I cannot say whether the plants named above kill viruses as well as soap or hand sanitiser. Nor is there any research that I’m aware of that would help out here. And yet judging by the entries on Google, dozens of businesses and universities are now making hand sanitiser. But what if all you have is the bush? Has anyone thought of that?
So, let’s get out of city mode, that state of mind where protection from THE VIRUS is available either in store or online and there is money or credit to buy it; or there are charities to help out. Medical help is close at hand if you need it.
Now, transport yourself into the world of ‘the other’, a place where none of that is necessarily so. Imagine that English is your third or fourth language, and that confronted by this frightening and insidious disease, you don’t know who or what to trust.
But you do know ‘the bush’. All you need is someone to say, yea or nay. Yes, the ‘soap’ used by generations that have gone before can help now, or no, it can’t. It’s that simple.
Kregiel D., Berlowska J., Witonska I., Antolak H., Proestos C., Babic M., Babic L. & Zhang, B. (2017). Saponin-Based, Biological-Active Surfactants from Plants, Application and Characterization of Surfactants, Reza Najjar, IntechOpen, doi: 10.5772/68062. https://www.intechopen.com/books/application-and-characterization-of-surfactants/saponin-based-biological-active-surfactants-from-plants
Lorent J.H., Quetin-Leclercq J., Mingeot-Leclercq M.P. (2014). The amphiphilic nature of saponins and their effects on artificial and biological membranes and potential consequences for red blood and cancer cells. Org Biomol Chem, 12(44):8803‐8822. doi:10.1039/c4ob01652a
Thordarson, P. (2020). The science of soap – here’s how it kills the coronavirus. The Guardian, 12 March. https://www.theguardian.com/commentisfree/2020/mar/12/science-soap-kills-coronavirus-alcohol-based-disinfectants.

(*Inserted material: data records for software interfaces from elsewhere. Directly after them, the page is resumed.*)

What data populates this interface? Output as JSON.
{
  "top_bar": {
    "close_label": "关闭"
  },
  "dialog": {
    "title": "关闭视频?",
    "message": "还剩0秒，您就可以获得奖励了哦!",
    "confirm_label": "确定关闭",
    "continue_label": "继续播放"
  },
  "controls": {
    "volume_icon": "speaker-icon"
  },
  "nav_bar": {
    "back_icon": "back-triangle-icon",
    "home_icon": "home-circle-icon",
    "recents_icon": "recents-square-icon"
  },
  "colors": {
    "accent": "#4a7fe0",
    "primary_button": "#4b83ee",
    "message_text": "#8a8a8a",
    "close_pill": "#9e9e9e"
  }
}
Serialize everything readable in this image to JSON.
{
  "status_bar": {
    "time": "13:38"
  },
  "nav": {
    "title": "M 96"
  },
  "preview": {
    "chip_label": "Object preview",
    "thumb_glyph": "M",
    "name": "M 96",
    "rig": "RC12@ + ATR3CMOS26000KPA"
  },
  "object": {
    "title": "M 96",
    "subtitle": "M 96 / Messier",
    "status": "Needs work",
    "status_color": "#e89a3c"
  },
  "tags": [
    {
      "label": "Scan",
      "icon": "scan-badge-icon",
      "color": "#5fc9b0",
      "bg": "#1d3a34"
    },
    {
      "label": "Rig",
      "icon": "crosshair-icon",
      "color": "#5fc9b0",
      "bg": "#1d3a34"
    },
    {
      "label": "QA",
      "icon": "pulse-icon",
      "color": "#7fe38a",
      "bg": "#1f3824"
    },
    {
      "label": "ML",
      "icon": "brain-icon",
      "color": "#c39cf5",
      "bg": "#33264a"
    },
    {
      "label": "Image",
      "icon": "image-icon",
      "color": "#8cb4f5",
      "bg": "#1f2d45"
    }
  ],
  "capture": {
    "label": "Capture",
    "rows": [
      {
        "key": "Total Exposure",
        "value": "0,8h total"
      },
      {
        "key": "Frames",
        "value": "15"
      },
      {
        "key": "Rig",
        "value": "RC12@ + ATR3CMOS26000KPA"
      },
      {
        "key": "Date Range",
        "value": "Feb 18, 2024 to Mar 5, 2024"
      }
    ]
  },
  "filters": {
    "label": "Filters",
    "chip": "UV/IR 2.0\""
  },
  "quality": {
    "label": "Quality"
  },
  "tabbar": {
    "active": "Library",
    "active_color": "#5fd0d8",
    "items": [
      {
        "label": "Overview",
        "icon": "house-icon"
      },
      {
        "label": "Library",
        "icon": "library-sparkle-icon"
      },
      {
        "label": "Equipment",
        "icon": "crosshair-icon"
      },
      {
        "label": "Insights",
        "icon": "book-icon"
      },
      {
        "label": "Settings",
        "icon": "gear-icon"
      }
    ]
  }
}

- New bird book from ‘ratbag of the north’ Variously described as an “NT Treasure” and a “ratbag of the north”, eco-tour guide, passionate birder and former buffalo hunter Denise Lawungkurr Goodfellow has published a new bo...
- Denise flies to Andes for Colombian Bird Festival By Denise Goodfellow When I first received the invitation to speak at the Bird Festival, I thought it was to be held in Columbia, USA. After all, who in their right mind wou...
- Gamba grass: Controlling the nightmare Gamba grass (Andropogon gayanus) is a tall (4 metres high), multi-stemmed plant introduced to Australia in the 1930s as cattle fodder (Csurhes, 2005). The potential dan...
- Wildlife Tourism the topic of Top End workshop What do tourists value when they visit Australia’s Top End? Are they into shock and awe? In other words do they care as much as the tourism industry about what Australi...